Big Wheels – London, Singapore, MelbourneFriday, 23 October 2009
This morning I finally got around to riding the London Eye, London’s iconic giant ferris wheel, just downriver from Big Ben and the Houses of Parliament. With a diameter of 135metres it’s big, but not the biggest of the world’s giant ferris wheels. The London Eye opened in 2000 and for the next six years was the world’s number one. From 1920 to 1985 that honour went to the Riesenrad, the 65metre wheel in Vienna’s Prater park. The Riesenrad dates from 1897, but there was a bigger wheel in Paris from 1900 until 1920 when it was demolished.

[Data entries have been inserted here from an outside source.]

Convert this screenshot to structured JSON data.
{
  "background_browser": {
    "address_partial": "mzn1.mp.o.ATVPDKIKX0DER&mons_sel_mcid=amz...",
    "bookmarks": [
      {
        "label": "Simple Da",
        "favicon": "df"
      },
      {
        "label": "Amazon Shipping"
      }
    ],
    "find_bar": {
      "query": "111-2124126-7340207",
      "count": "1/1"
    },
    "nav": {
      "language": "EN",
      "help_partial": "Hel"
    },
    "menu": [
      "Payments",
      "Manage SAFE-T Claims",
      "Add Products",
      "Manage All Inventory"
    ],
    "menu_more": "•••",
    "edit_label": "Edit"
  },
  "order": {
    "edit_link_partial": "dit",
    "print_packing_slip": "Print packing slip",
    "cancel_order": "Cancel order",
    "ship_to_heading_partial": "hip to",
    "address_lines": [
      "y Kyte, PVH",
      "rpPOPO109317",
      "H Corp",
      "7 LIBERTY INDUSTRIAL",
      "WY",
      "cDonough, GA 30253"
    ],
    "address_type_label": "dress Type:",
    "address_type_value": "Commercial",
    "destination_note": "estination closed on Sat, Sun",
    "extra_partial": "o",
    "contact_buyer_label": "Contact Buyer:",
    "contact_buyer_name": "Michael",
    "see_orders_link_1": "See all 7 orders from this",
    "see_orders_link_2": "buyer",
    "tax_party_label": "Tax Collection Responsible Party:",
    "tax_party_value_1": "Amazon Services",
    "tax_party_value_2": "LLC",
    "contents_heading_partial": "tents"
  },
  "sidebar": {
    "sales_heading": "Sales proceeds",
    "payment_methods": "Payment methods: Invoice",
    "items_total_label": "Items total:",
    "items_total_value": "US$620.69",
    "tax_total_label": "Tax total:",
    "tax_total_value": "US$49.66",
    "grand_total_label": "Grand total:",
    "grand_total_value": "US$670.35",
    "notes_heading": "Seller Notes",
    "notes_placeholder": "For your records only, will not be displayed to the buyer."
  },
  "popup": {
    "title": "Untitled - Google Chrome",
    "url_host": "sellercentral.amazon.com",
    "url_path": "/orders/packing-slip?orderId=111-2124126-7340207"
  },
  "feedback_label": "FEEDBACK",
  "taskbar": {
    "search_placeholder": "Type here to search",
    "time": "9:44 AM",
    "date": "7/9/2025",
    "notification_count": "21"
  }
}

The honour for world’s biggest ferris wheel today goes, by a narrow 5m advantage, to the 165m (540 feet) Singapore Flyer. I saw that (but didn’t ride it) a few weeks ago when I was in Singapore, it overlooks the Singapore Grand Prix track.
I’d made a Singapore stopover between Melbourne and London. Melbourne was briefly home to the biggest wheel in the southern hemisphere, the 120m Southern Star. Melbourne’s unfortunate big wheel stands close to the Lonely Planet head office and opened for business on my birthday last year. One month later, in January 2009, it ground to a halt and that’s how it looked just before I left Melbourne – partially dismantled. The wheel had started to crack up, a failure blamed on its (Japanese – Sanoyas Hishino Meisho) design. There’s no date set yet for its restart.